Your copy should match the records below word for word and contain no pictures.

============

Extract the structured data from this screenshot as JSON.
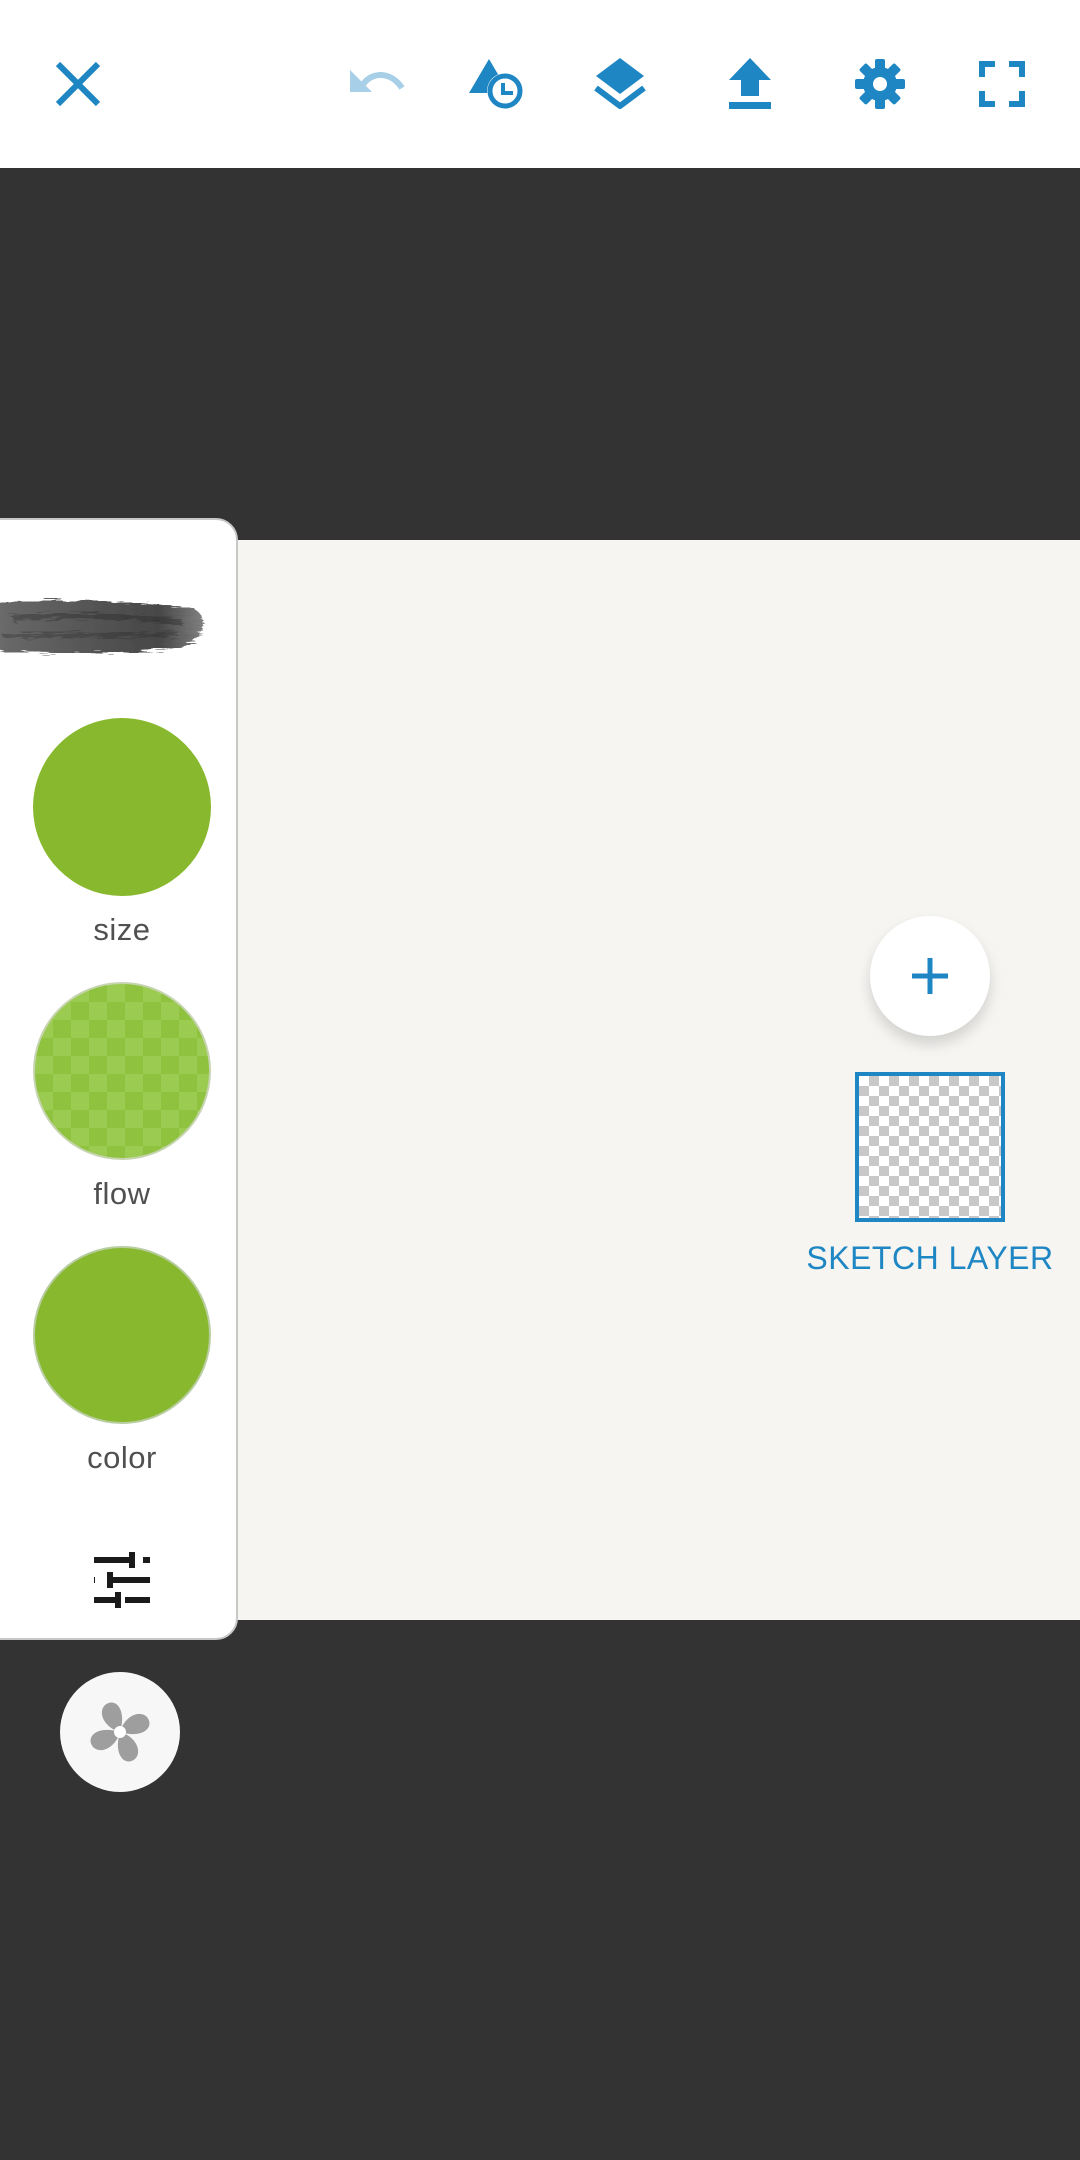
{
  "toolbar": {
    "close_icon": "close-icon",
    "undo_icon": "undo-icon",
    "shapes_icon": "shapes-icon",
    "layers_icon": "layers-icon",
    "upload_icon": "upload-icon",
    "settings_icon": "settings-icon",
    "fullscreen_icon": "fullscreen-icon",
    "accent_color": "#1f86c4",
    "disabled_color": "#a7cfe8"
  },
  "brush_panel": {
    "brush_color": "#88b82d",
    "size_label": "size",
    "flow_label": "flow",
    "color_label": "color",
    "adjust_icon": "sliders-icon"
  },
  "tools_fab": {
    "icon": "fan-icon"
  },
  "layers": {
    "add_icon": "plus-icon",
    "layer_name": "SKETCH LAYER"
  }
}
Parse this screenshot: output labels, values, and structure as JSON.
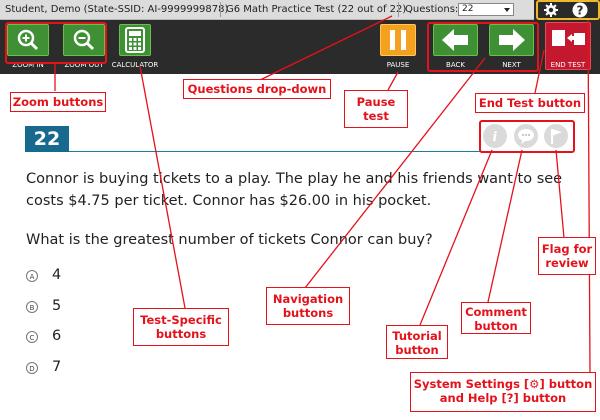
{
  "header": {
    "student": "Student, Demo (State-SSID: AI-9999999878)",
    "test_name": "G6 Math Practice Test (22 out of 22)",
    "questions_label": "Questions:",
    "questions_selected": "22",
    "settings_icon": "gear-icon",
    "help_icon": "question-icon"
  },
  "toolbar": {
    "zoom_in": "ZOOM IN",
    "zoom_out": "ZOOM OUT",
    "calculator": "CALCULATOR",
    "pause": "PAUSE",
    "back": "BACK",
    "next": "NEXT",
    "end_test": "END TEST"
  },
  "question": {
    "number": "22",
    "text": "Connor is buying tickets to a play. The play he and his friends want to see costs $4.75 per ticket. Connor has $26.00 in his pocket.",
    "prompt": "What is the greatest number of tickets Connor can buy?",
    "choices": [
      {
        "letter": "A",
        "value": "4"
      },
      {
        "letter": "B",
        "value": "5"
      },
      {
        "letter": "C",
        "value": "6"
      },
      {
        "letter": "D",
        "value": "7"
      }
    ]
  },
  "callouts": {
    "zoom": "Zoom buttons",
    "questions": "Questions drop-down",
    "pause": "Pause test",
    "end_test": "End Test button",
    "flag": "Flag for review",
    "navigation": "Navigation buttons",
    "test_specific": "Test-Specific buttons",
    "comment": "Comment button",
    "tutorial": "Tutorial button",
    "system": "System Settings [⚙] button and Help [?] button"
  },
  "colors": {
    "accent_red": "#e4121b",
    "accent_gold": "#f1b82b",
    "nav_green": "#3f8f34",
    "pause_orange": "#f4a11f",
    "end_red": "#c3182e",
    "question_blue": "#176a8e"
  }
}
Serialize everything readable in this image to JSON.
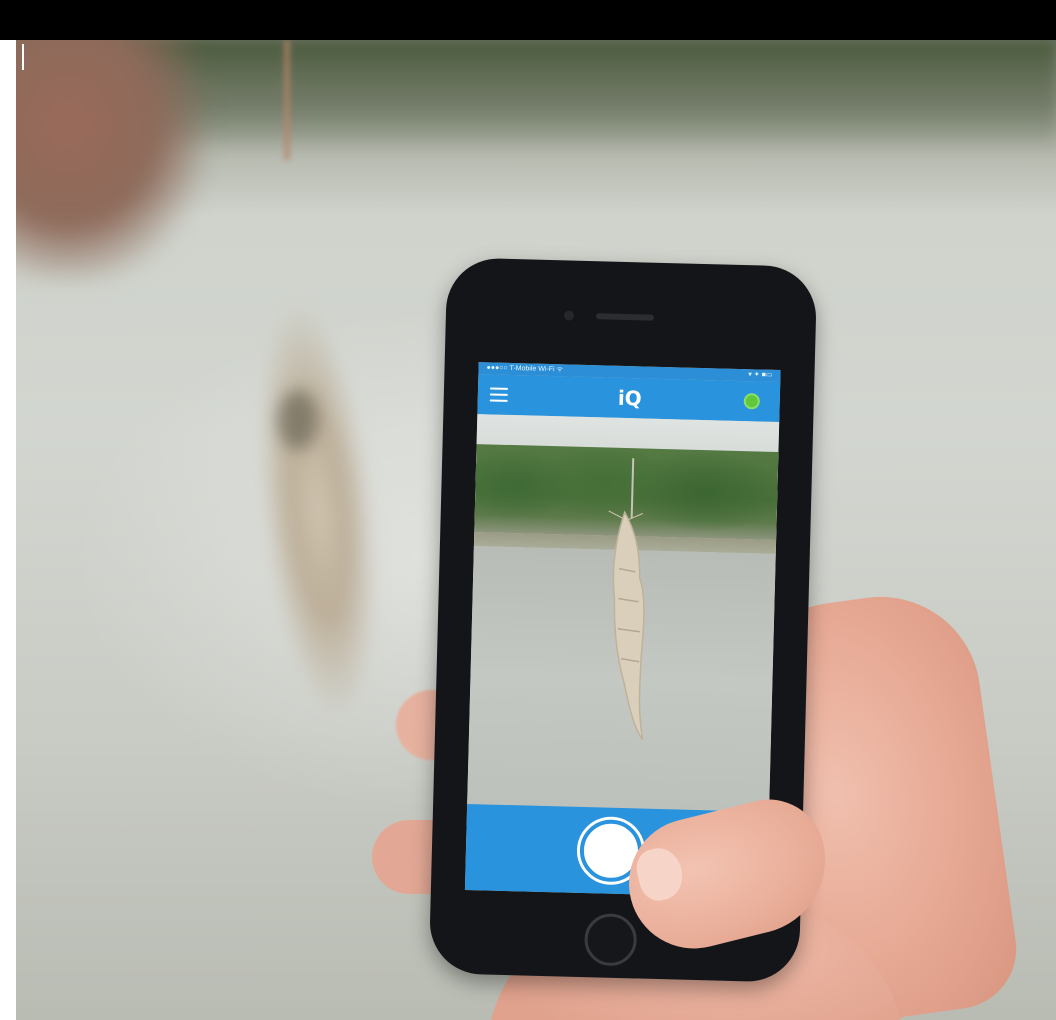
{
  "phone_app": {
    "status_bar": {
      "carrier": "●●●○○ T-Mobile Wi-Fi ᯤ",
      "right": "▾ ✦ ■▭"
    },
    "header": {
      "logo": "iQ",
      "menu_icon": "hamburger-menu-icon",
      "status_indicator_color": "#5fc93b"
    },
    "shutter": {
      "icon": "camera-shutter-icon"
    },
    "accent_color": "#2a93dd"
  }
}
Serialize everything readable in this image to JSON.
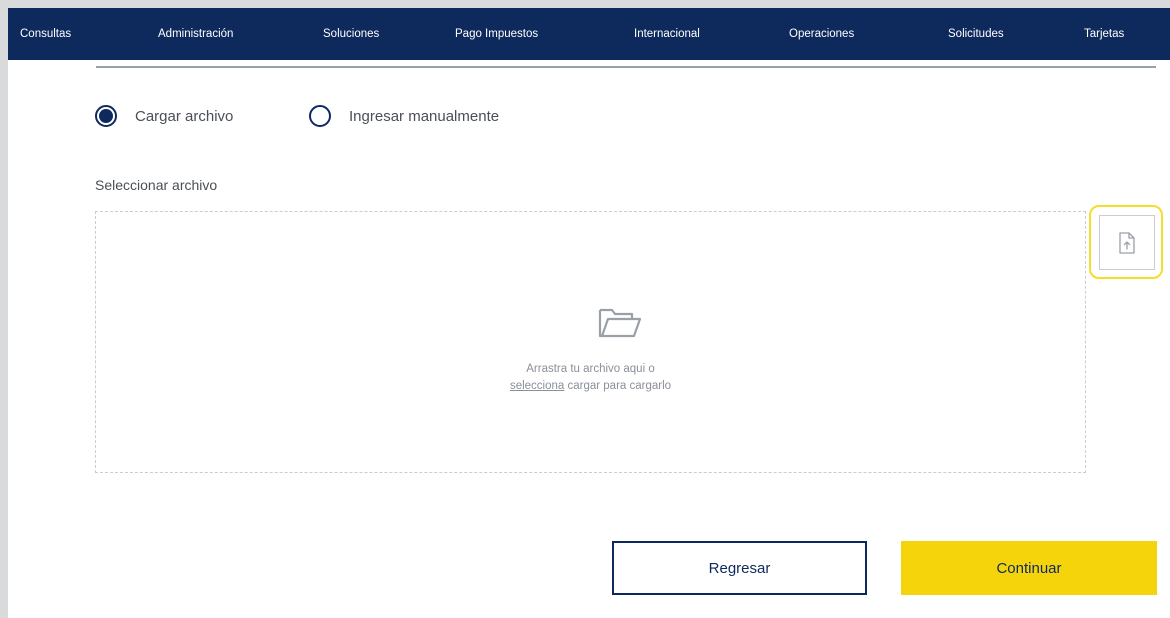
{
  "nav": {
    "items": [
      {
        "label": "Consultas"
      },
      {
        "label": "Administración"
      },
      {
        "label": "Soluciones"
      },
      {
        "label": "Pago Impuestos"
      },
      {
        "label": "Internacional"
      },
      {
        "label": "Operaciones"
      },
      {
        "label": "Solicitudes"
      },
      {
        "label": "Tarjetas"
      }
    ]
  },
  "upload_mode": {
    "options": [
      {
        "label": "Cargar archivo",
        "selected": true
      },
      {
        "label": "Ingresar manualmente",
        "selected": false
      }
    ]
  },
  "file_select": {
    "label": "Seleccionar archivo",
    "dropzone_line1": "Arrastra tu archivo aqui o",
    "dropzone_link": "selecciona",
    "dropzone_line2_rest": " cargar para cargarlo"
  },
  "actions": {
    "back_label": "Regresar",
    "continue_label": "Continuar"
  },
  "colors": {
    "nav_bg": "#0e2a5c",
    "accent_yellow": "#f6d40c",
    "highlight_yellow": "#f6dc2b",
    "text_gray": "#4a4f57"
  }
}
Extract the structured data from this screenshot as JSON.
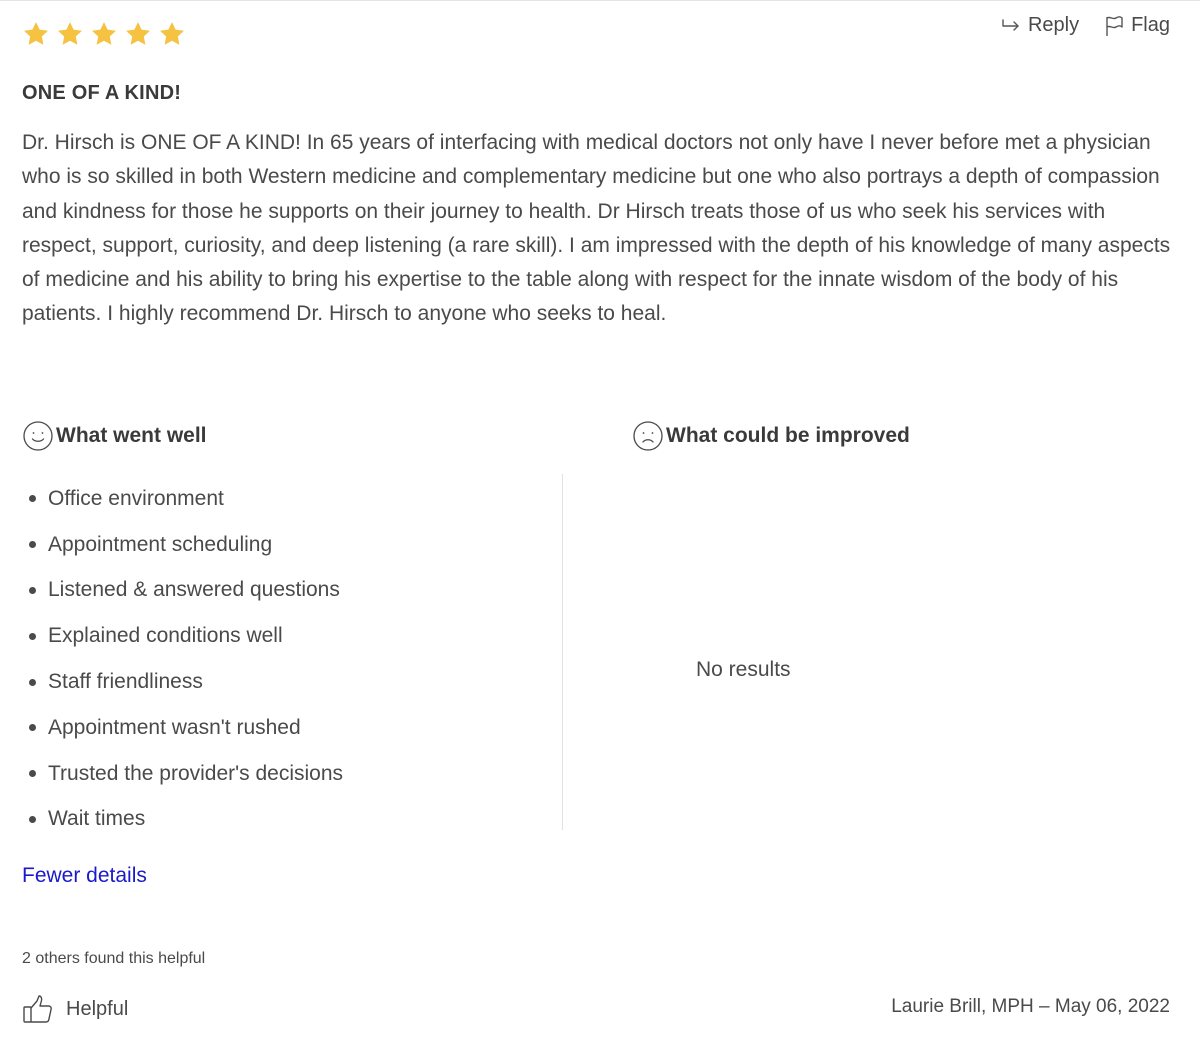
{
  "rating": {
    "value": 5,
    "max": 5,
    "star_color": "#F5C242"
  },
  "actions": {
    "reply_label": "Reply",
    "flag_label": "Flag"
  },
  "review": {
    "title": "ONE OF A KIND!",
    "body": "Dr. Hirsch is ONE OF A KIND! In 65 years of interfacing with medical doctors not only have I never before met a physician who is so skilled in both Western medicine and complementary medicine but one who also portrays a depth of compassion and kindness for those he supports on their journey to health. Dr Hirsch treats those of us who seek his services with respect, support, curiosity, and deep listening (a rare skill). I am impressed with the depth of his knowledge of many aspects of medicine and his ability to bring his expertise to the table along with respect for the innate wisdom of the body of his patients. I highly recommend Dr. Hirsch to anyone who seeks to heal."
  },
  "went_well": {
    "heading": "What went well",
    "icon": "smile-icon",
    "items": [
      "Office environment",
      "Appointment scheduling",
      "Listened & answered questions",
      "Explained conditions well",
      "Staff friendliness",
      "Appointment wasn't rushed",
      "Trusted the provider's decisions",
      "Wait times"
    ]
  },
  "could_improve": {
    "heading": "What could be improved",
    "icon": "frown-icon",
    "empty_text": "No results"
  },
  "details_toggle": "Fewer details",
  "helpful": {
    "count_text": "2 others found this helpful",
    "button_label": "Helpful"
  },
  "author_line": "Laurie Brill, MPH – May 06, 2022",
  "colors": {
    "link": "#1A1ACC",
    "text": "#4A4A4A"
  }
}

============

_Solution_
Extract the structured data from this screenshot as JSON.
{
  "toolbar": {
    "close_icon": "close-icon",
    "undo_icon": "undo-icon",
    "shapes_icon": "shapes-icon",
    "layers_icon": "layers-icon",
    "upload_icon": "upload-icon",
    "settings_icon": "settings-icon",
    "fullscreen_icon": "fullscreen-icon",
    "accent_color": "#1f86c4",
    "disabled_color": "#a7cfe8"
  },
  "brush_panel": {
    "brush_color": "#88b82d",
    "size_label": "size",
    "flow_label": "flow",
    "color_label": "color",
    "adjust_icon": "sliders-icon"
  },
  "tools_fab": {
    "icon": "fan-icon"
  },
  "layers": {
    "add_icon": "plus-icon",
    "layer_name": "SKETCH LAYER"
  }
}
Parse this screenshot: output labels, values, and structure as JSON.
{
  "header": {
    "student": "Student, Demo (State-SSID: AI-9999999878)",
    "test_name": "G6 Math Practice Test (22 out of 22)",
    "questions_label": "Questions:",
    "questions_selected": "22",
    "settings_icon": "gear-icon",
    "help_icon": "question-icon"
  },
  "toolbar": {
    "zoom_in": "ZOOM IN",
    "zoom_out": "ZOOM OUT",
    "calculator": "CALCULATOR",
    "pause": "PAUSE",
    "back": "BACK",
    "next": "NEXT",
    "end_test": "END TEST"
  },
  "question": {
    "number": "22",
    "text": "Connor is buying tickets to a play. The play he and his friends want to see costs $4.75 per ticket. Connor has $26.00 in his pocket.",
    "prompt": "What is the greatest number of tickets Connor can buy?",
    "choices": [
      {
        "letter": "A",
        "value": "4"
      },
      {
        "letter": "B",
        "value": "5"
      },
      {
        "letter": "C",
        "value": "6"
      },
      {
        "letter": "D",
        "value": "7"
      }
    ]
  },
  "callouts": {
    "zoom": "Zoom buttons",
    "questions": "Questions drop-down",
    "pause": "Pause test",
    "end_test": "End Test button",
    "flag": "Flag for review",
    "navigation": "Navigation buttons",
    "test_specific": "Test-Specific buttons",
    "comment": "Comment button",
    "tutorial": "Tutorial button",
    "system": "System Settings [⚙] button and Help [?] button"
  },
  "colors": {
    "accent_red": "#e4121b",
    "accent_gold": "#f1b82b",
    "nav_green": "#3f8f34",
    "pause_orange": "#f4a11f",
    "end_red": "#c3182e",
    "question_blue": "#176a8e"
  }
}
Serialize everything readable in this image to JSON.
{
  "phone_app": {
    "status_bar": {
      "carrier": "●●●○○ T-Mobile Wi-Fi ᯤ",
      "right": "▾ ✦ ■▭"
    },
    "header": {
      "logo": "iQ",
      "menu_icon": "hamburger-menu-icon",
      "status_indicator_color": "#5fc93b"
    },
    "shutter": {
      "icon": "camera-shutter-icon"
    },
    "accent_color": "#2a93dd"
  }
}
Serialize everything readable in this image to JSON.
{
  "nav": {
    "items": [
      {
        "label": "Consultas"
      },
      {
        "label": "Administración"
      },
      {
        "label": "Soluciones"
      },
      {
        "label": "Pago Impuestos"
      },
      {
        "label": "Internacional"
      },
      {
        "label": "Operaciones"
      },
      {
        "label": "Solicitudes"
      },
      {
        "label": "Tarjetas"
      }
    ]
  },
  "upload_mode": {
    "options": [
      {
        "label": "Cargar archivo",
        "selected": true
      },
      {
        "label": "Ingresar manualmente",
        "selected": false
      }
    ]
  },
  "file_select": {
    "label": "Seleccionar archivo",
    "dropzone_line1": "Arrastra tu archivo aqui o",
    "dropzone_link": "selecciona",
    "dropzone_line2_rest": " cargar para cargarlo"
  },
  "actions": {
    "back_label": "Regresar",
    "continue_label": "Continuar"
  },
  "colors": {
    "nav_bg": "#0e2a5c",
    "accent_yellow": "#f6d40c",
    "highlight_yellow": "#f6dc2b",
    "text_gray": "#4a4f57"
  }
}
Extract the structured data from this screenshot as JSON.
{
  "rating": {
    "value": 5,
    "max": 5,
    "star_color": "#F5C242"
  },
  "actions": {
    "reply_label": "Reply",
    "flag_label": "Flag"
  },
  "review": {
    "title": "ONE OF A KIND!",
    "body": "Dr. Hirsch is ONE OF A KIND! In 65 years of interfacing with medical doctors not only have I never before met a physician who is so skilled in both Western medicine and complementary medicine but one who also portrays a depth of compassion and kindness for those he supports on their journey to health. Dr Hirsch treats those of us who seek his services with respect, support, curiosity, and deep listening (a rare skill). I am impressed with the depth of his knowledge of many aspects of medicine and his ability to bring his expertise to the table along with respect for the innate wisdom of the body of his patients. I highly recommend Dr. Hirsch to anyone who seeks to heal."
  },
  "went_well": {
    "heading": "What went well",
    "icon": "smile-icon",
    "items": [
      "Office environment",
      "Appointment scheduling",
      "Listened & answered questions",
      "Explained conditions well",
      "Staff friendliness",
      "Appointment wasn't rushed",
      "Trusted the provider's decisions",
      "Wait times"
    ]
  },
  "could_improve": {
    "heading": "What could be improved",
    "icon": "frown-icon",
    "empty_text": "No results"
  },
  "details_toggle": "Fewer details",
  "helpful": {
    "count_text": "2 others found this helpful",
    "button_label": "Helpful"
  },
  "author_line": "Laurie Brill, MPH – May 06, 2022",
  "colors": {
    "link": "#1A1ACC",
    "text": "#4A4A4A"
  }
}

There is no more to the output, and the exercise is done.